Coffee, Anyone??

Filed under :Coffee, Extreme Frugal Meter, Food Storage

How many times have you made a larger pot of coffee than what you needed?  I personally have wasted so much coffee in the past!  And coffee isn’t cheap!   And definitely NOT when you’re pouring it down the drain.  So, this tip is going to show you how you can save money on your coffee purchases as well as save a little $$$ on electricity.

We’re going to get EXTREME on the FRUGAL METER!  First – ALWAYS make a FULL POT of coffee… never only make a portion of a pot.  Why?  Well, think about it for a little while…. you’re going to all the trouble to make it, so why not make the entire pot for your efforts?  Second, it’s just as easy to make a full pot as it is to make a 1/2 pot, right?  Keep this in mind – what you do not consume after initially brewing the pot of coffee is not going to go to waste :-)

Now, 2nd step is to pour your cup of coffee into your cup and turn off the coffee maker.  The coffee in the pot will continue to stay warm enough for you to have at least 2 cups of your favorite beverage :-)    If you decide you want cup #3, well, it’s so easy to pop your cup into the microwave for 20 seconds and warm it back up.  And, you’re not consuming electricity by just leaving the coffee pot turned on.  You’re also not COOKING your coffee with the coffee maker which makes it taste bitter and strong.

Let’s say that you’ve had a couple of cups of coffee and you still have plenty left over that is cool in your coffee pot.  Wait for it to cool down to room temperature and then pour it into a glass quart canning jar.  Then put the lid on (you can re-use a “used” canning lid) and put the rim/band on.  Put this in your refrigerator!

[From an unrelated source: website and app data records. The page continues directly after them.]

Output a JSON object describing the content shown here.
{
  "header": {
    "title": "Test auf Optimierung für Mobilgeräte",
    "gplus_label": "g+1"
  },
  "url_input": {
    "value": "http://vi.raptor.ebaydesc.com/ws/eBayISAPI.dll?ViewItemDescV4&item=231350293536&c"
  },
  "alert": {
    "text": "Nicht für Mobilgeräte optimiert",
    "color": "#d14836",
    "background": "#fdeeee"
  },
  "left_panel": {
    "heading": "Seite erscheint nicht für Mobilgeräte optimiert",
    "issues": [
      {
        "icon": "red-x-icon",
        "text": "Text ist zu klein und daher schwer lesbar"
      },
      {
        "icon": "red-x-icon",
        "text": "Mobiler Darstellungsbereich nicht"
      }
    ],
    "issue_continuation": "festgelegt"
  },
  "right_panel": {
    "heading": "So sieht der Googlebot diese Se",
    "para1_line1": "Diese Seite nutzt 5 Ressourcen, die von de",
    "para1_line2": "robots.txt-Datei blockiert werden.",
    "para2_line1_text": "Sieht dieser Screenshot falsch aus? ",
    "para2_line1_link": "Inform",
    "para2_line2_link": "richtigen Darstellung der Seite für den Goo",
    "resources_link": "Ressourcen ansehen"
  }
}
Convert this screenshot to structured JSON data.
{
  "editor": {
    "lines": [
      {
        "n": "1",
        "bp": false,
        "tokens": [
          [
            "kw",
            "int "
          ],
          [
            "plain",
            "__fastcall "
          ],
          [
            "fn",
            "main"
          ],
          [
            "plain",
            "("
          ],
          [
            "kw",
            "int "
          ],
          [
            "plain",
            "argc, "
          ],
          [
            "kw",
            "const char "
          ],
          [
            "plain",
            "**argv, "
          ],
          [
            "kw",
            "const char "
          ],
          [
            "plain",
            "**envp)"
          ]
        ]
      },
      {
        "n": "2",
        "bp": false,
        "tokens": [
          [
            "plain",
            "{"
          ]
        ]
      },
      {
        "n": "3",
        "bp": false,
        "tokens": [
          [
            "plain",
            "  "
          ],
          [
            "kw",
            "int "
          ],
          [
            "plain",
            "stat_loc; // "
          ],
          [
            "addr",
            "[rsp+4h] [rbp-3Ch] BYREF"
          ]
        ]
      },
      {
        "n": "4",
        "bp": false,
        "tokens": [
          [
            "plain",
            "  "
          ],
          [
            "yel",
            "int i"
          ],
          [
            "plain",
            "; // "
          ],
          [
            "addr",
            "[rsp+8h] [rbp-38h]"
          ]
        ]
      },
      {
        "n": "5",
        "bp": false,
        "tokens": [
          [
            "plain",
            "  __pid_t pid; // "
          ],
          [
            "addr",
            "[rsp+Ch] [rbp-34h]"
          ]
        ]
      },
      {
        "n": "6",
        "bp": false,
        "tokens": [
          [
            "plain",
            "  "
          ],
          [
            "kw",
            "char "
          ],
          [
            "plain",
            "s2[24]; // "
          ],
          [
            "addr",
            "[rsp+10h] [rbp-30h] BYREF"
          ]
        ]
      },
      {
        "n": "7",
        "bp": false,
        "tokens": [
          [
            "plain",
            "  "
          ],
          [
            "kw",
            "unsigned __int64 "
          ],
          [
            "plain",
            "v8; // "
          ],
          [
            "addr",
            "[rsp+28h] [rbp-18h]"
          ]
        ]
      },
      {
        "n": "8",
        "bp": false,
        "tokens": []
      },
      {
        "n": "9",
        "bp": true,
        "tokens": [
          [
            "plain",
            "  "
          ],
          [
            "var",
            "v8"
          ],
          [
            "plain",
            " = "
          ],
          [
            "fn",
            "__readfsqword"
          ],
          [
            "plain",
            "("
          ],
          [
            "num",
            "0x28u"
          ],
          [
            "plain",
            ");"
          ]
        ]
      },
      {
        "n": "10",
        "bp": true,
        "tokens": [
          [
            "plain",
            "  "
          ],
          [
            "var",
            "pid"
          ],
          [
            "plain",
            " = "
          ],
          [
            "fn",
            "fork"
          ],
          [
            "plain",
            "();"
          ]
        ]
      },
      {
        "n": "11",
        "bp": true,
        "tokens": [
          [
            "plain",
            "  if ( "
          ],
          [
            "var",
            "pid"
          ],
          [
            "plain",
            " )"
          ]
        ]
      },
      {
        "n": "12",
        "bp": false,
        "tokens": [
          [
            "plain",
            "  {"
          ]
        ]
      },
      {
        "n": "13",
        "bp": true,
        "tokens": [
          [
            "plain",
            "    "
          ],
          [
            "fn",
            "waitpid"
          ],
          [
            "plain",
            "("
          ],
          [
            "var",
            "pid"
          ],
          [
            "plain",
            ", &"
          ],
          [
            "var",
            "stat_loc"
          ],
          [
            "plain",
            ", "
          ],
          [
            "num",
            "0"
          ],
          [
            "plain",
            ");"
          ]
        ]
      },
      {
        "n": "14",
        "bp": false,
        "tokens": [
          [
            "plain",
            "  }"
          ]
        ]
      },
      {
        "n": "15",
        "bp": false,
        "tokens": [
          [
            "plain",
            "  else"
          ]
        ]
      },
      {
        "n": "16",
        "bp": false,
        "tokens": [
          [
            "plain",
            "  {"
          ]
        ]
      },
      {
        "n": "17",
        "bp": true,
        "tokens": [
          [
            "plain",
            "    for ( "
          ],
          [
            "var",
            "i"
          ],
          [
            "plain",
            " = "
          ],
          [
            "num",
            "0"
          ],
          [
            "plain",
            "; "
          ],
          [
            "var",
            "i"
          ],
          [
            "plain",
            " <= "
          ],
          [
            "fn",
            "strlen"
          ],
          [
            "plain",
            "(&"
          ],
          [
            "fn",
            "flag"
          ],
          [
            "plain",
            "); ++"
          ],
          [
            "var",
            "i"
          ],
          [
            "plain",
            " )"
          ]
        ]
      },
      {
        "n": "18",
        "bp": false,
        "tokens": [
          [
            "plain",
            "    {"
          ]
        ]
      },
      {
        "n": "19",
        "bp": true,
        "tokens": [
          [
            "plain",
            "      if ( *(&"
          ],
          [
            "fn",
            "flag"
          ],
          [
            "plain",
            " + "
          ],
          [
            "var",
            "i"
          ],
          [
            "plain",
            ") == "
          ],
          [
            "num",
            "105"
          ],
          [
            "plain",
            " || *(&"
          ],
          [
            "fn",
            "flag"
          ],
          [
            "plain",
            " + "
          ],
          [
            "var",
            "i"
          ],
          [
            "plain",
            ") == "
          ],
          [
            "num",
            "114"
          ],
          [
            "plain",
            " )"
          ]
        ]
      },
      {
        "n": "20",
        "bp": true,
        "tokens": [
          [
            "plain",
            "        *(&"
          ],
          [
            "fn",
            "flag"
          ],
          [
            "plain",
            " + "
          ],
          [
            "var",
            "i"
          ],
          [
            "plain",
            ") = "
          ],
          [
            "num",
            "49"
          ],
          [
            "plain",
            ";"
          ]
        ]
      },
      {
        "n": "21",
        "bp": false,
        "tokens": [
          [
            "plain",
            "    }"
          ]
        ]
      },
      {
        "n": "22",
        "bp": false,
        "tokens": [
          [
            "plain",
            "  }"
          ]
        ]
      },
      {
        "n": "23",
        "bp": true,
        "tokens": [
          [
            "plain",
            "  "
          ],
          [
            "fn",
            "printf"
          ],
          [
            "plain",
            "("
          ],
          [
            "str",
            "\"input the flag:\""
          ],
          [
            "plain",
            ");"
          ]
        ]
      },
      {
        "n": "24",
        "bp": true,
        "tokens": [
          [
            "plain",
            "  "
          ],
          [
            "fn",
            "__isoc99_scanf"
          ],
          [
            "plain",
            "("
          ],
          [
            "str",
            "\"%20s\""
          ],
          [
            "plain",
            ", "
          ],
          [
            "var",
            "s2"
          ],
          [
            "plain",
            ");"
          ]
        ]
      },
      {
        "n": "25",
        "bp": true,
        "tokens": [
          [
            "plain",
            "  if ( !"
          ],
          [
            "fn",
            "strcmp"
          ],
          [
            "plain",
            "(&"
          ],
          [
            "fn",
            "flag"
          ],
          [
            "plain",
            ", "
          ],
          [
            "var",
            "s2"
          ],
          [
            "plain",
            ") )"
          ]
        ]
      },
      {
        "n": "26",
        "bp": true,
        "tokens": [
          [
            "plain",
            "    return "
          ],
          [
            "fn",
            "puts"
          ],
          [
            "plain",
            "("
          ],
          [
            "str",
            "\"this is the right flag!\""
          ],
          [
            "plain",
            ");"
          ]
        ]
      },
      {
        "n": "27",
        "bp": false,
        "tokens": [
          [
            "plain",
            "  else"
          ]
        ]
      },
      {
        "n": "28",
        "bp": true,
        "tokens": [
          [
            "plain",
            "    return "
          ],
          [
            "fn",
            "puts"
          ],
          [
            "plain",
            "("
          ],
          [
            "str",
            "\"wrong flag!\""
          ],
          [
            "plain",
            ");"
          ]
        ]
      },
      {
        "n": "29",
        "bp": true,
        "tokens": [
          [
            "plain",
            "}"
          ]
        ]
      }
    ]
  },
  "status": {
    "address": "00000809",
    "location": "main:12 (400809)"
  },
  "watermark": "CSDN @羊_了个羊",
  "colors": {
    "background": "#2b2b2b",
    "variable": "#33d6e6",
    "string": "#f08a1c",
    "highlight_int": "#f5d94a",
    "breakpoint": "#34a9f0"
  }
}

Tomorrow morning when you’re half asleep and craving a cup of coffee to wake you up, pour you a cup from the refrigerator and microwave it (test your microwave to determine the proper amount of time – since all microwaves are a little different) to your desired temperature.  Imagine having a piping hot cup of coffee in about a minute instead of waiting on the coffee maker to brew.  I personally cannot taste a difference in the refrigerated cup of coffee after it’s been reheated in the microwave.

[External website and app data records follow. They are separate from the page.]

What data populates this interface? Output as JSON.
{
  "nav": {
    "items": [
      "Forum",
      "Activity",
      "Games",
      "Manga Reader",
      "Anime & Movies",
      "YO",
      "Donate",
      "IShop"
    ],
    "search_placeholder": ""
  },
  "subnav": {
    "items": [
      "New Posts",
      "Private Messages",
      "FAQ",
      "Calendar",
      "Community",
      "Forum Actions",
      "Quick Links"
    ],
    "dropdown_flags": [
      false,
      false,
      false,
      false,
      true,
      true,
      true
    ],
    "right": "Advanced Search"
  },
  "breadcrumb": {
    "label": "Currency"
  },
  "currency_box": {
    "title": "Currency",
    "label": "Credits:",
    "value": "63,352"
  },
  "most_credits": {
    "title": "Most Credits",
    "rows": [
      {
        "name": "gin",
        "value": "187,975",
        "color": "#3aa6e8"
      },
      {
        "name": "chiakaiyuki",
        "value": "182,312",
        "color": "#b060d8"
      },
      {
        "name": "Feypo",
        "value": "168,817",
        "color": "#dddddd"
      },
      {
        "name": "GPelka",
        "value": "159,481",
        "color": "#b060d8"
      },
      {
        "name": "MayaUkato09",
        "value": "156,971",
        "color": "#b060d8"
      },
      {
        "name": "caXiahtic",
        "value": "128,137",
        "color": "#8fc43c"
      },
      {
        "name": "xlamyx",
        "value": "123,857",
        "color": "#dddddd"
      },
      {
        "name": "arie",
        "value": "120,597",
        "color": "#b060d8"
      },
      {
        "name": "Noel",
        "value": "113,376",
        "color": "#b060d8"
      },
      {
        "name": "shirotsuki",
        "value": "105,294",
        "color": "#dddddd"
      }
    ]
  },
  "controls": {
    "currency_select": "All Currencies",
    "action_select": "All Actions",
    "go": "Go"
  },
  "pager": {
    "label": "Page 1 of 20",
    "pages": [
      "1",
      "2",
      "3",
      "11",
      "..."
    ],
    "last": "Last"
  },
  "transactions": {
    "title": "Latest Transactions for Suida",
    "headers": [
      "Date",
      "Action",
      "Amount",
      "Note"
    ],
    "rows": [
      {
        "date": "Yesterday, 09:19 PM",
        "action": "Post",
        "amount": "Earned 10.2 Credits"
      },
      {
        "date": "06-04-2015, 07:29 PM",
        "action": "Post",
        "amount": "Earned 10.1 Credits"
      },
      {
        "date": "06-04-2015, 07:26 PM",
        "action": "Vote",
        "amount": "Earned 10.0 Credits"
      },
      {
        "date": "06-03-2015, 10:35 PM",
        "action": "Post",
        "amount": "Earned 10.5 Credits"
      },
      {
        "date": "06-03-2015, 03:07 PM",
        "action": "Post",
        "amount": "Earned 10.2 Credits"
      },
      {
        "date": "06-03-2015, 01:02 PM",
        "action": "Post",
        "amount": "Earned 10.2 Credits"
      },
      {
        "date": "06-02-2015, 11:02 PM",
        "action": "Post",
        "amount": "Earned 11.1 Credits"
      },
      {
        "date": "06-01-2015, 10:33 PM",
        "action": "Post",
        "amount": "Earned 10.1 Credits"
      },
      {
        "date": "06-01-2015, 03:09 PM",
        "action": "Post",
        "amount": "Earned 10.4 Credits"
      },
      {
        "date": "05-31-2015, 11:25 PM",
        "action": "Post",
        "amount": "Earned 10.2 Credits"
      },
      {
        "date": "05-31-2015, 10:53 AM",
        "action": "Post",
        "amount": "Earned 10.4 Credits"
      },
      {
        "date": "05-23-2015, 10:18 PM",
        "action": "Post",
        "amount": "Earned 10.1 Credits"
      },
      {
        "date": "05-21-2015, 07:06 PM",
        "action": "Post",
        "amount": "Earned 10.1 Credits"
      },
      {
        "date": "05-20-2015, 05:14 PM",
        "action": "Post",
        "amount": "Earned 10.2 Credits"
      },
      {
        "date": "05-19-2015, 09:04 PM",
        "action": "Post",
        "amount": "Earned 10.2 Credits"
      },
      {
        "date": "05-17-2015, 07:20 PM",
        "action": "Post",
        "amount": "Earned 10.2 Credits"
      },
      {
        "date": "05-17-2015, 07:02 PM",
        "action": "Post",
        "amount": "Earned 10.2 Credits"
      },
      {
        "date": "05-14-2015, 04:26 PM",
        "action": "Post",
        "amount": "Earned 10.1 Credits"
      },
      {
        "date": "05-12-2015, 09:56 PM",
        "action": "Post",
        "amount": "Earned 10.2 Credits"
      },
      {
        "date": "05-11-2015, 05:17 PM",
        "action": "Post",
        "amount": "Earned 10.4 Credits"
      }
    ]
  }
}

And not only have you saved yourself some time, but you’ve saved some electricity and you get a day off from washing the coffee pot :-)

We drink a good bit of coffee around my house so the longest that I’ve kept brewed coffee refrigerated is 2 days.

Give this tip a try and see what you think!  Post your comments below – I’d love to know your results and opinions!